Stopped for DUI? – Take the test says Supreme Court
Have you been stopped for DUI? Motorists arrested for drunken driving don’t have the right to pick what type of blood-alcohol test they will submit to under the state’s implied-consent law, the Pennsylvania Supreme Court ruled on December 29, 2015. (Nardone v. Pa. Dep’t of Transp., 2015 BL 429928, Pa., No. 141 MAP 2014, 12/29/15). In an opinion by Justice Correale F. Stevens, the court said that the choice of what chemical test will be administered belongs to the police, not the suspected drunken driver.
Although the implied consent law, 75 Pa. Cons. Stat. § 1547, states that all motorists “are deemed to have given consent to one or more chemical tests of breath, blood or urine,” that language doesn’t mean police must offer a “menu of choices,” the court said. “By implicitly consenting to any and all chemical tests in Section 1547(a), a motorist arrested for DUI is subject to any and all tests, and he effectively relinquishes any right to choose his preferred test over an officer’s.” Ruling otherwise would render the implied-consent law “meaningless,” the court said.
Police arrested Attorney John Nardone of Kingston, PA for “DUI” and transported him to a nearby hospital for chemical testing. After reading a PennDOT Form DL-26 to inform Nardone of the Implied Consent Law and alert him to the consequences of refusing to submit to chemical testing police requested that he submit to a chemical test of his blood. Nardone replied by showing police what he considered to be an inexplicably large coagulation of blood in his arm resulting from a relatively minor bump sustained earlier in the day, and he expressed his concern that his body may react in a similar way to a needle. He, therefore, asked police if he could, instead, submit to urinalysis, a breathalyzer or both. After brief discussion, police responded that the attorney’s request for an alternative test constituted a refusal because, they explained, they held exclusive discretion to select the test. Nardone disputed that he was refusing chemical testing and reiterated that he was willing to take either or both of the other tests. Nevertheless, police asked Nardone to sign the DL-26 form in acknowledgement of his refusal to take the blood test. He continued to disagree in vain with their assessment until he eventually signed the form and added the notation that police refused his offer to submit to a breathalyzer and/or urine test. At no time during this discussion did Nardone indicate he would consent to the official request for a blood test. The Department of Transportation’s Bureau of Driver Licensing (“DOT”) then suspended Appellant’s operating privilege for one year pursuant to the requirements of the vehicle code [75 Pa.C.S. §1547(b)(1)(i)].
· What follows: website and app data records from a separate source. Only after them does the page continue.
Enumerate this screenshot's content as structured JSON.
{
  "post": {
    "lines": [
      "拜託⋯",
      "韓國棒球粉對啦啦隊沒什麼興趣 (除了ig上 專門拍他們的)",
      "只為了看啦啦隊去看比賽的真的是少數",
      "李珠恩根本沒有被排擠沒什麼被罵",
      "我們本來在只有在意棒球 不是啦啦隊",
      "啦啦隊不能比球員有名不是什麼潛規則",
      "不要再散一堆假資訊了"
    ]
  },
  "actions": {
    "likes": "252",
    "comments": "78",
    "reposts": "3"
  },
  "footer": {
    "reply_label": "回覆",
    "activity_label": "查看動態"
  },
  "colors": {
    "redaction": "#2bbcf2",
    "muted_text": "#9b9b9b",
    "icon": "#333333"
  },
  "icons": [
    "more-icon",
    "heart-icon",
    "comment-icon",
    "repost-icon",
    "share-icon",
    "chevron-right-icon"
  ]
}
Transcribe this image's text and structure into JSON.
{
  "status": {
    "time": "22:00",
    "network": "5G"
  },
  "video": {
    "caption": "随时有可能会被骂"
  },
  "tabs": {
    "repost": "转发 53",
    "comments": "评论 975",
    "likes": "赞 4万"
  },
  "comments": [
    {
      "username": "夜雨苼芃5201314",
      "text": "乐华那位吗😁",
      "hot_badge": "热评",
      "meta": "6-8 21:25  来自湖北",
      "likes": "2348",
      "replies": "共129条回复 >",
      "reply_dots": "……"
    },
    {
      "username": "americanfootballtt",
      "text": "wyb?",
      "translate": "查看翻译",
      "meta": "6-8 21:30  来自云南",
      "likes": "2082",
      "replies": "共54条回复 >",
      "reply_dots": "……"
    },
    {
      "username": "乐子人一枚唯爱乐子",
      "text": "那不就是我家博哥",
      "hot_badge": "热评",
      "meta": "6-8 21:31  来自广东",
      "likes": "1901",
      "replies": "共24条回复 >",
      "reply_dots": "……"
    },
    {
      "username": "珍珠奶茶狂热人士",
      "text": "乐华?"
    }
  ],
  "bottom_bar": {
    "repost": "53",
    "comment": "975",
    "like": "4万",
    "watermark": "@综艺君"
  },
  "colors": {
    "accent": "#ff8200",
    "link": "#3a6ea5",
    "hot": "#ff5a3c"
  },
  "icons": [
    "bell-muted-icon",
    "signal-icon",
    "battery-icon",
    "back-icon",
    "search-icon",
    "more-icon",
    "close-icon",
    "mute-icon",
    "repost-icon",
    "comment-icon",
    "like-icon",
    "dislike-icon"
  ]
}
Nardone appealed his license suspension to the Court of Common Pleas of Luzerne County. That court agreed with him and reversed the suspension. Specifically, the trial court determined that his failure to submit to the test requested by police did not constitute a refusal to submit to chemical testing under Section 1547(b)(1) because he had otherwise agreed to take a reasonably practicable, different test pursuant to Section 1547(i). On appeal the Commonwealth Court reversed. Conflicting decisions from the Superior Court prompted the Supreme Court to take the case.
Stopped for DUI in Centre County
In Centre County most police departments use blood testing at the local hospital. In surrounding counties some use blood tests, some breath tests. This case makes it clear that the choice of what type of test to offer the accused is up to the police. Refusing the test they offer almost certainly results in the loss of your driver’s license for one year, even if you are found not guilty of the DUI.
My advice to clients is to take the test the police offer you, unless you have been involved in an accident that resulted in a fatality. If you have concerns about the type of test the police offer you can request an additional different test (at your own expense).
Drinking and driving is a serious problem. The consequences of a conviction are severe: mandatory jail; huge fines; increased auto insurance (if you can get it at all); mandatory classes; mandatory alcohol abstinence while on probation; loss of driving privileges; and, restricted international travel. Students face campus discipline and some employers also take action against employees charged with crimes. If you are a licensed professional (doctor, lawyer, nurse, teacher, etc.), you may also have to answer to your licensing board. Don’t go thru the ordeal of being charged with DUI alone. The experience lawyers at the Mazza Law Group, P.C. can help. If you or a loved one is accused of DUI, don’t wait, call today.
Stopped for DUI? – Take the test says Supreme Court was last modified: January 13th, 2016 by Steven Trialonas